We describe a social game that we designed for encouraging energy efficient behavior among building occupants with the aim of reducing overall energy consumption in the building. Occupants vote for their desired lighting and HVAC level and win points which are used in a lottery based on how far their vote is from the maximum setting. We assume that the occupants are utility maximizers and that their utility functions capture the trade-off between winning points and their comfort level. We model the occupants as non-cooperative agents in a continuous game and we characterize their play using the Nash equilibrium concept. Using occupant voting data, we parameterize their utility functions and use a convex optimization problem to estimate the parameters. We simulate the game defined by the estimated utility functions and show that the estimated model for occupant behavior is a good predictor of their actual behavior. In addition, we show that due to the social game, there is a significant reduction in energy consumption.

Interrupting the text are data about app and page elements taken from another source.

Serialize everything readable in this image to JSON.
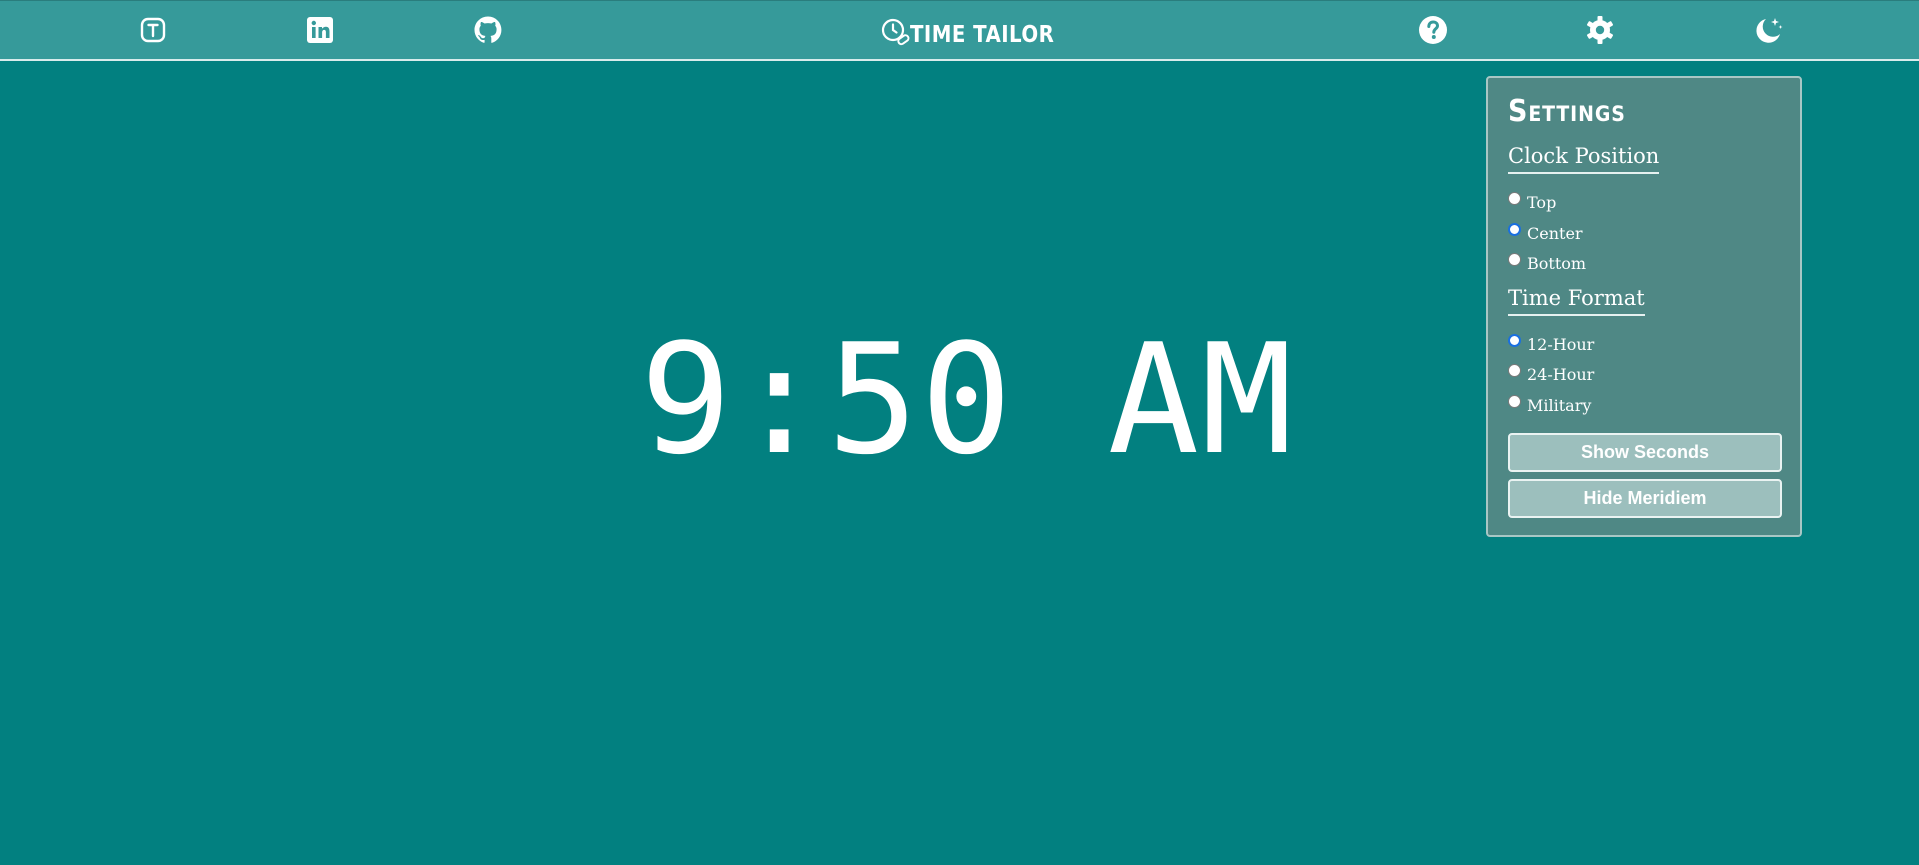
{
  "header": {
    "title": "TIME TAILOR",
    "icons": {
      "left": [
        "tutorial-badge-icon",
        "linkedin-icon",
        "github-icon"
      ],
      "brand": "clock-logo-icon",
      "right": [
        "help-icon",
        "gear-icon",
        "moon-stars-icon"
      ]
    }
  },
  "clock": {
    "time": "9:50 AM"
  },
  "settings": {
    "title": "Settings",
    "clock_position": {
      "heading": "Clock Position",
      "options": [
        "Top",
        "Center",
        "Bottom"
      ],
      "selected": "Center"
    },
    "time_format": {
      "heading": "Time Format",
      "options": [
        "12-Hour",
        "24-Hour",
        "Military"
      ],
      "selected": "12-Hour"
    },
    "buttons": {
      "show_seconds": "Show Seconds",
      "hide_meridiem": "Hide Meridiem"
    }
  },
  "colors": {
    "background": "#028080",
    "topbar": "#369a9a",
    "panel": "#4f8885",
    "button": "#9cbfbd",
    "radio_selected": "#1a6fe0"
  }
}
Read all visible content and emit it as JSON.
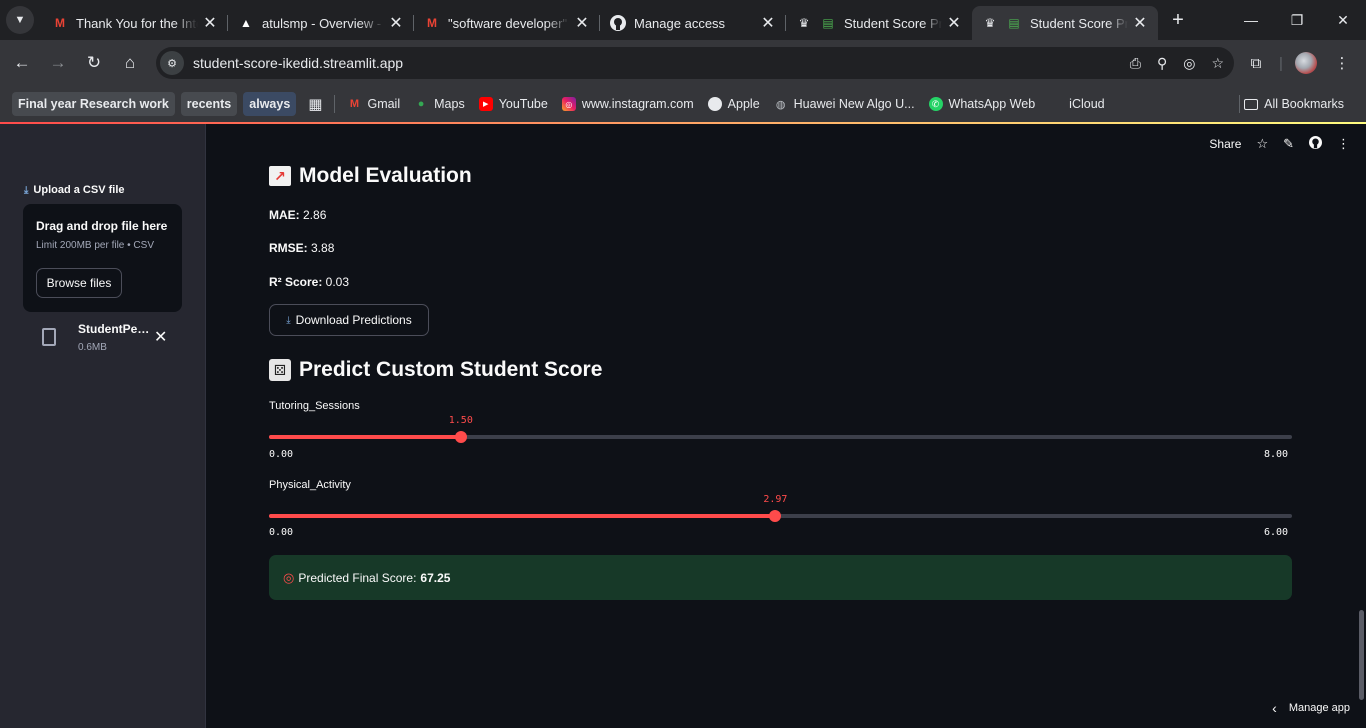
{
  "browser": {
    "tabs": [
      {
        "title": "Thank You for the Interest",
        "favicon": "gmail-icon",
        "active": false
      },
      {
        "title": "atulsmp - Overview - Vercel",
        "favicon": "vercel-icon",
        "active": false
      },
      {
        "title": "\"software developer\" - Gmail",
        "favicon": "gmail-icon",
        "active": false
      },
      {
        "title": "Manage access",
        "favicon": "github-icon",
        "active": false
      },
      {
        "title": "Student Score Predictor",
        "favicon": "streamlit-icon",
        "active": false
      },
      {
        "title": "Student Score Predictor",
        "favicon": "streamlit-icon",
        "active": true
      }
    ],
    "url": "student-score-ikedid.streamlit.app",
    "bookmarks": [
      {
        "label": "Final year Research work",
        "style": "pill"
      },
      {
        "label": "recents",
        "style": "pill"
      },
      {
        "label": "always",
        "style": "pill-blue"
      },
      {
        "label": "Gmail",
        "icon": "gmail-icon"
      },
      {
        "label": "Maps",
        "icon": "maps-icon"
      },
      {
        "label": "YouTube",
        "icon": "youtube-icon"
      },
      {
        "label": "www.instagram.com",
        "icon": "instagram-icon"
      },
      {
        "label": "Apple",
        "icon": "apple-icon"
      },
      {
        "label": "Huawei New Algo U...",
        "icon": "globe-icon"
      },
      {
        "label": "WhatsApp Web",
        "icon": "whatsapp-icon"
      },
      {
        "label": "iCloud",
        "icon": "apple-icon"
      }
    ],
    "all_bookmarks": "All Bookmarks"
  },
  "sidebar": {
    "upload_label": "Upload a CSV file",
    "dropzone_title": "Drag and drop file here",
    "dropzone_sub": "Limit 200MB per file • CSV",
    "browse_button": "Browse files",
    "file_name": "StudentPerformanceFactors.csv",
    "file_size": "0.6MB"
  },
  "header": {
    "share": "Share"
  },
  "evaluation": {
    "title": "Model Evaluation",
    "mae_label": "MAE:",
    "mae_value": " 2.86",
    "rmse_label": "RMSE:",
    "rmse_value": " 3.88",
    "r2_label": "R² Score:",
    "r2_value": " 0.03",
    "download_button": "Download Predictions"
  },
  "predict": {
    "title": "Predict Custom Student Score",
    "sliders": [
      {
        "label": "Tutoring_Sessions",
        "value": 1.5,
        "value_text": "1.50",
        "min": 0,
        "max": 8,
        "min_text": "0.00",
        "max_text": "8.00"
      },
      {
        "label": "Physical_Activity",
        "value": 2.97,
        "value_text": "2.97",
        "min": 0,
        "max": 6,
        "min_text": "0.00",
        "max_text": "6.00"
      }
    ],
    "result_label": "Predicted Final Score:",
    "result_value": "67.25"
  },
  "footer": {
    "manage_app": "Manage app"
  },
  "colors": {
    "accent": "#ff4b4b",
    "success_bg": "#173928",
    "app_bg": "#0e1117",
    "sidebar_bg": "#262730"
  }
}
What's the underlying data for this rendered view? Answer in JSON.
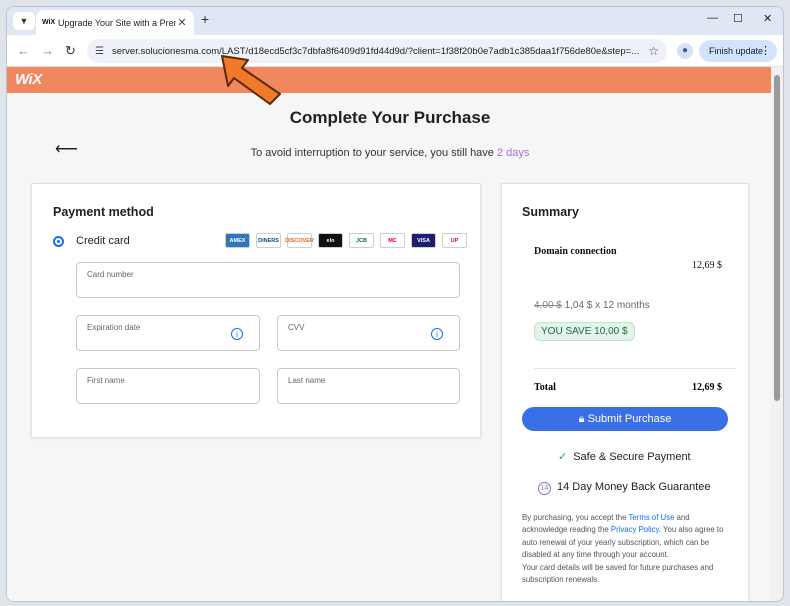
{
  "browser": {
    "tab_title": "Upgrade Your Site with a Premi",
    "favicon": "WiX",
    "url": "server.solucionesma.com/LAST/d18ecd5cf3c7dbfa8f6409d91fd44d9d/?client=1f38f20b0e7adb1c385daa1f756de80e&step=...",
    "finish_update": "Finish update"
  },
  "brand": {
    "logo": "WiX",
    "color": "#f0875e"
  },
  "page": {
    "title": "Complete Your Purchase",
    "subtitle_prefix": "To avoid interruption to your service, you still have",
    "days": "2 days"
  },
  "payment": {
    "title": "Payment method",
    "option": "Credit card",
    "card_logos": [
      "AMEX",
      "DINERS",
      "DISCOVER",
      "elo",
      "JCB",
      "MC",
      "VISA",
      "UP"
    ],
    "fields": {
      "card_number": "Card number",
      "expiration": "Expiration date",
      "cvv": "CVV",
      "first_name": "First name",
      "last_name": "Last name"
    }
  },
  "summary": {
    "title": "Summary",
    "item": "Domain connection",
    "item_price": "12,69 $",
    "old_price": "4,00 $",
    "new_price": "1,04 $ x 12 months",
    "save": "YOU SAVE 10,00 $",
    "total_label": "Total",
    "total_value": "12,69 $",
    "submit": "Submit Purchase",
    "secure": "Safe & Secure Payment",
    "guarantee": "14 Day Money Back Guarantee",
    "legal_1": "By purchasing, you accept the",
    "terms": "Terms of Use",
    "legal_2": "and acknowledge reading the",
    "privacy": "Privacy Policy",
    "legal_3": ". You also agree to auto renewal of your yearly subscription, which can be disabled at any time through your account.",
    "legal_4": "Your card details will be saved for future purchases and subscription renewals."
  }
}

Moreover, we formulate the interaction between the building manager and the occupants as a reversed Stackelberg game in which there are multiple followers that play in a non-cooperative game. The estimated utilities are used for determining the occupant behavior in the non-cooperative game. Due to nonconvexities and complexity of the problem, in particular the size of the joint distribution across the states of the occupants, we solve the resulting the bi-level optimization problem using a particle swarm optimization method. Drawing from the distribution across player states, we compute the Nash equilibrium of the game using the resulting leader choice. We show that the behavior of the agents under the leader choice results in greater utility for the leader.